Vreţi să vedeţi cum merg lucrurile cu asiguratorii privaţi, şi ce grijă au ei de banii asiguraţilor? Citiţi asta!:
"In September, my teenage son was rushed by ambulance from the Renaissance Fair in Tuxedo, N.Y., to Good Samaritan Hospital in Suffern after choking on a piece of turkey. The care he received was appropriate; the bill was anything but. The charges, in fact, were mind-boggling. A statement the hospital sent to my insurance company, Aetna, showed that Good Samaritan billed $22,214.92 for a four-hour emergency room visit that included a physical exam, sedation, endoscopy and extraction of the stuck food. Even more astonishing, Aetna agreed to pay only $2,885.67 for the services — just 13% of the bill — and the hospital settled for that amount. How could those numbers possibly be reconciled?
To shed light on the real value of the medical services my son received, I consulted with billing experts and with administrators at Aetna — though not with representatives of Good Samaritan, who refused to return repeated phone calls. It also happened that my son had a second choking episode two weeks after the first, and the charges for his treatment at Somerset Hospital in Pennsylvania were included on the same Aetna statement. So I was able to compare bills for similar procedures at two emergency rooms. What I learned was that the numbers printed on hospital bills often bear no relation to reality.

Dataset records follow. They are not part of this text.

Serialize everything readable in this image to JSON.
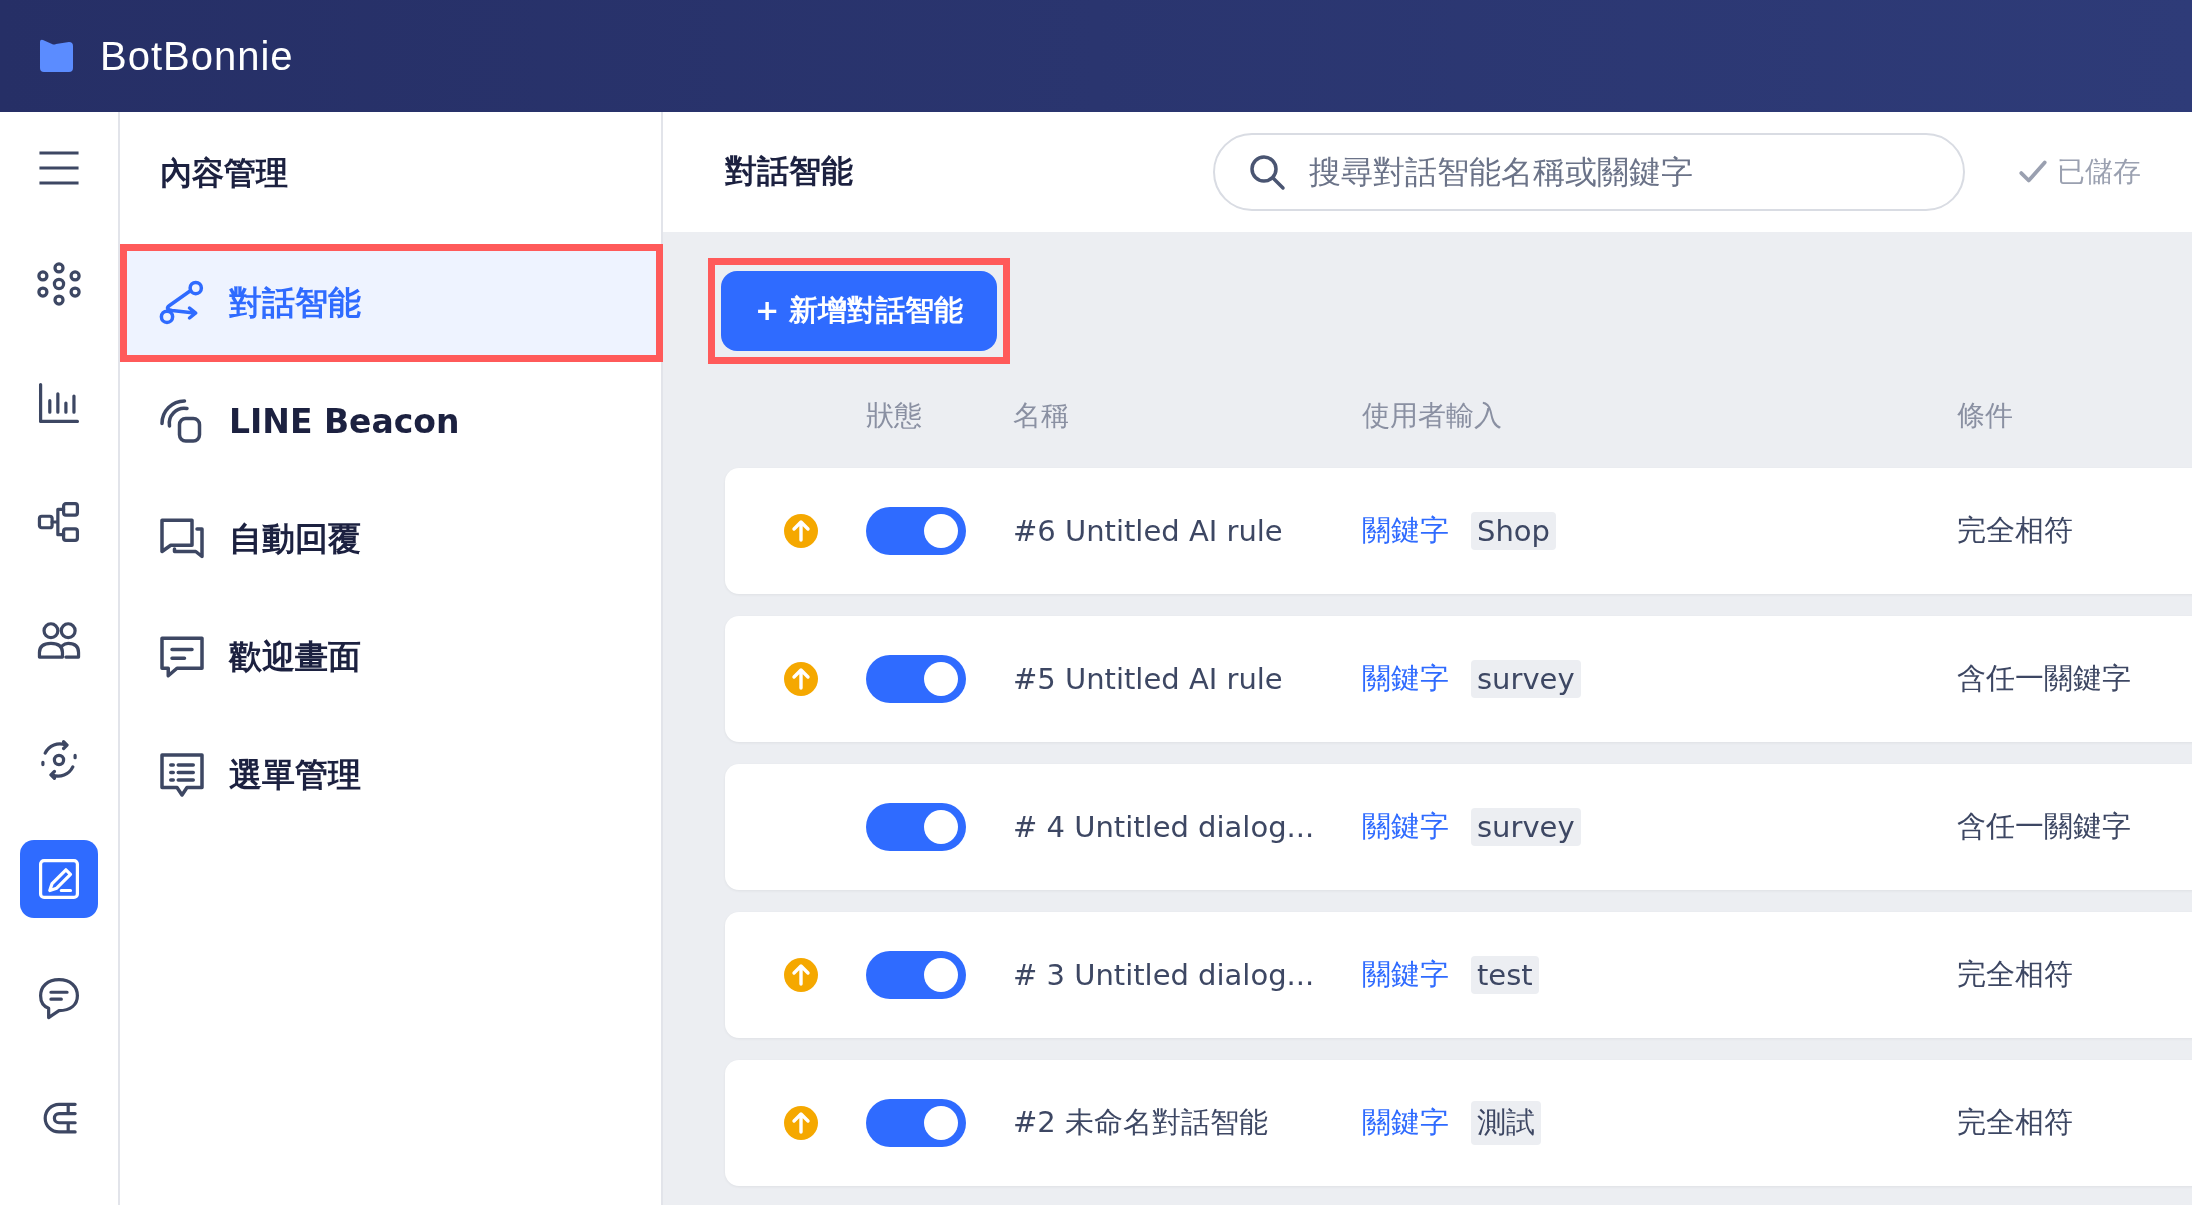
{
  "header": {
    "brand": "BotBonnie"
  },
  "rail": [
    {
      "selected": false
    },
    {
      "selected": false
    },
    {
      "selected": false
    },
    {
      "selected": false
    },
    {
      "selected": false
    },
    {
      "selected": true
    },
    {
      "selected": false
    },
    {
      "selected": false
    }
  ],
  "sidebar": {
    "title": "內容管理",
    "items": [
      {
        "label": "對話智能",
        "selected": true,
        "highlighted": true
      },
      {
        "label": "LINE Beacon",
        "selected": false,
        "highlighted": false
      },
      {
        "label": "自動回覆",
        "selected": false,
        "highlighted": false
      },
      {
        "label": "歡迎畫面",
        "selected": false,
        "highlighted": false
      },
      {
        "label": "選單管理",
        "selected": false,
        "highlighted": false
      }
    ]
  },
  "page": {
    "title": "對話智能",
    "search": {
      "placeholder": "搜尋對話智能名稱或關鍵字"
    },
    "save_status": "已儲存",
    "add_button": {
      "label": "+ 新增對話智能",
      "highlighted": true
    }
  },
  "table": {
    "columns": [
      "狀態",
      "名稱",
      "使用者輸入",
      "條件"
    ],
    "rows": [
      {
        "upgrade": true,
        "on": true,
        "name": "#6 Untitled AI rule",
        "input_type": "關鍵字",
        "keyword": "Shop",
        "condition": "完全相符"
      },
      {
        "upgrade": true,
        "on": true,
        "name": "#5 Untitled AI rule",
        "input_type": "關鍵字",
        "keyword": "survey",
        "condition": "含任一關鍵字"
      },
      {
        "upgrade": false,
        "on": true,
        "name": "# 4 Untitled dialog...",
        "input_type": "關鍵字",
        "keyword": "survey",
        "condition": "含任一關鍵字"
      },
      {
        "upgrade": true,
        "on": true,
        "name": "# 3 Untitled dialog...",
        "input_type": "關鍵字",
        "keyword": "test",
        "condition": "完全相符"
      },
      {
        "upgrade": true,
        "on": true,
        "name": "#2 未命名對話智能",
        "input_type": "關鍵字",
        "keyword": "測試",
        "condition": "完全相符"
      }
    ]
  }
}
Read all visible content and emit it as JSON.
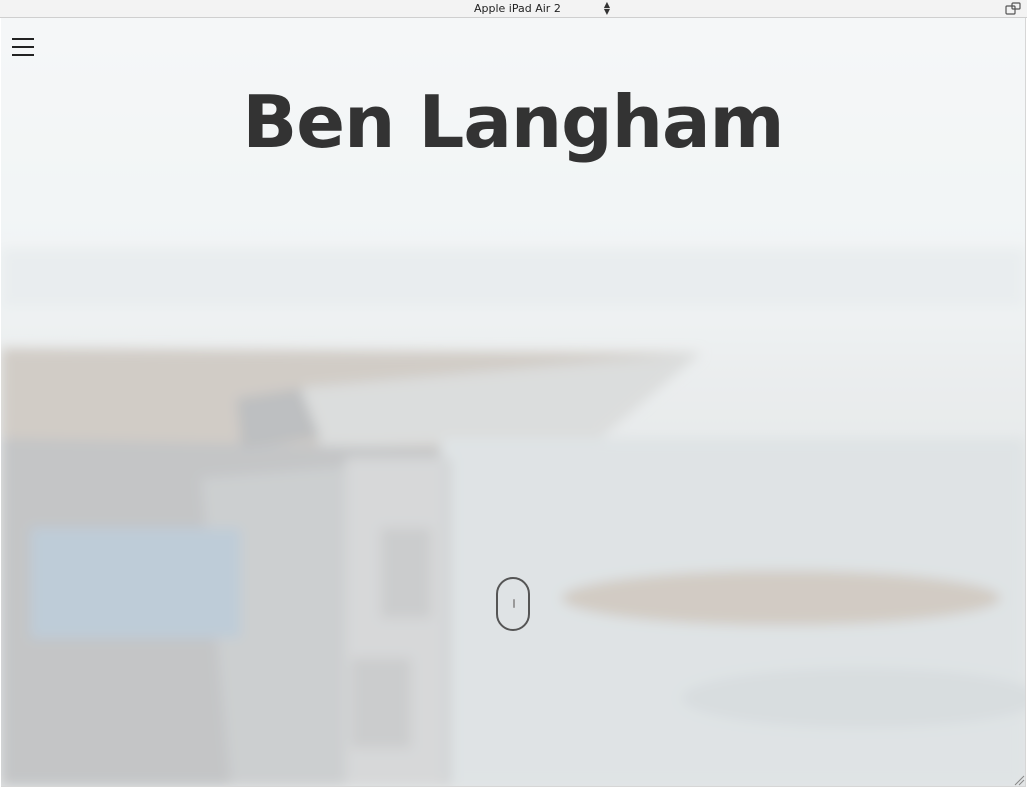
{
  "device_toolbar": {
    "device_name": "Apple iPad Air 2",
    "rotate_icon": "rotate-device-icon"
  },
  "site": {
    "title": "Ben Langham",
    "menu_icon": "hamburger-menu-icon",
    "scroll_icon": "scroll-down-mouse-icon"
  },
  "colors": {
    "title": "#333333",
    "toolbar_bg": "#f3f3f3",
    "hero_sky": "#eef1f2",
    "hero_overlay": "rgba(255,255,255,0.78)"
  }
}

That hospitals grossly inflate their charges, expecting insurance companies to radically cut the bills while hoping to wring bigger fees out of the uninsured. That the bill inflation can include double-charging for procedures. As but one example of what I discovered, consider Ondansetron HCl, an anti-nausea medication that both hospitals administered to my son. Good Samaritan charged $439.90 for the drug; Aetna allowed $77.63. Somerset charged $6.52; Aetna paid $3.26. Medicare pays 17 cents per dose.(Medicare este sistemul american de stat! Ha! Ha! Ha!)
This confusion is reflected up and down the bill, with multiple, conflicting prices for each medication and procedure. There are the sky-high costs that a hospital will claim reflect its expenses, and the much lower fees it accepts under contract with insurance companies. What’s missing from this complex web is any hint of what the services a patient received actually cost. The driving force behind all this, according to Aetna, is the way hospitals and the government do business.

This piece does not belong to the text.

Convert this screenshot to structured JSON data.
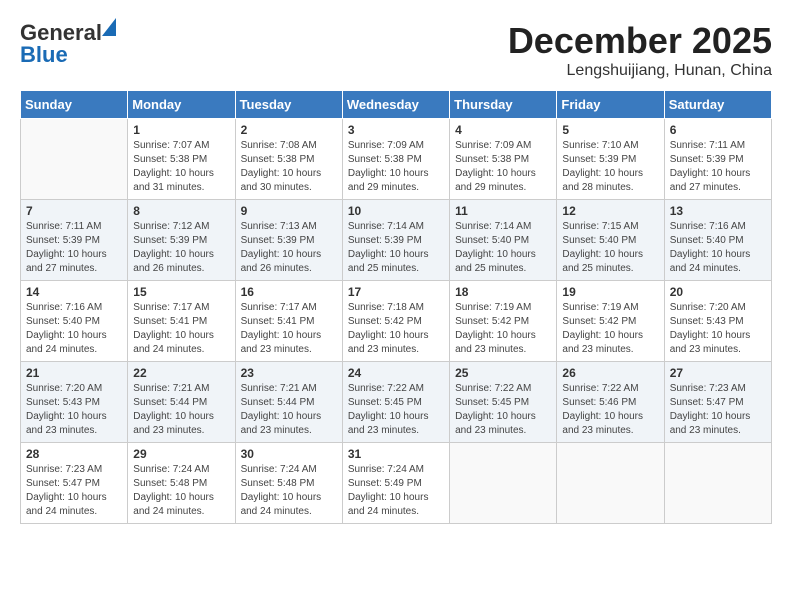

The rates that insurance companies pay are negotiated based on what they believe a hospital’s true costs are. But then those rates are jacked up an average of 30% to 50% to make up for money that hospitals lose in treating patients who don’t have private insurance — which is the majority of them. So to make up the difference, they overcharge patients who are insured. This practice is called cost-shifting."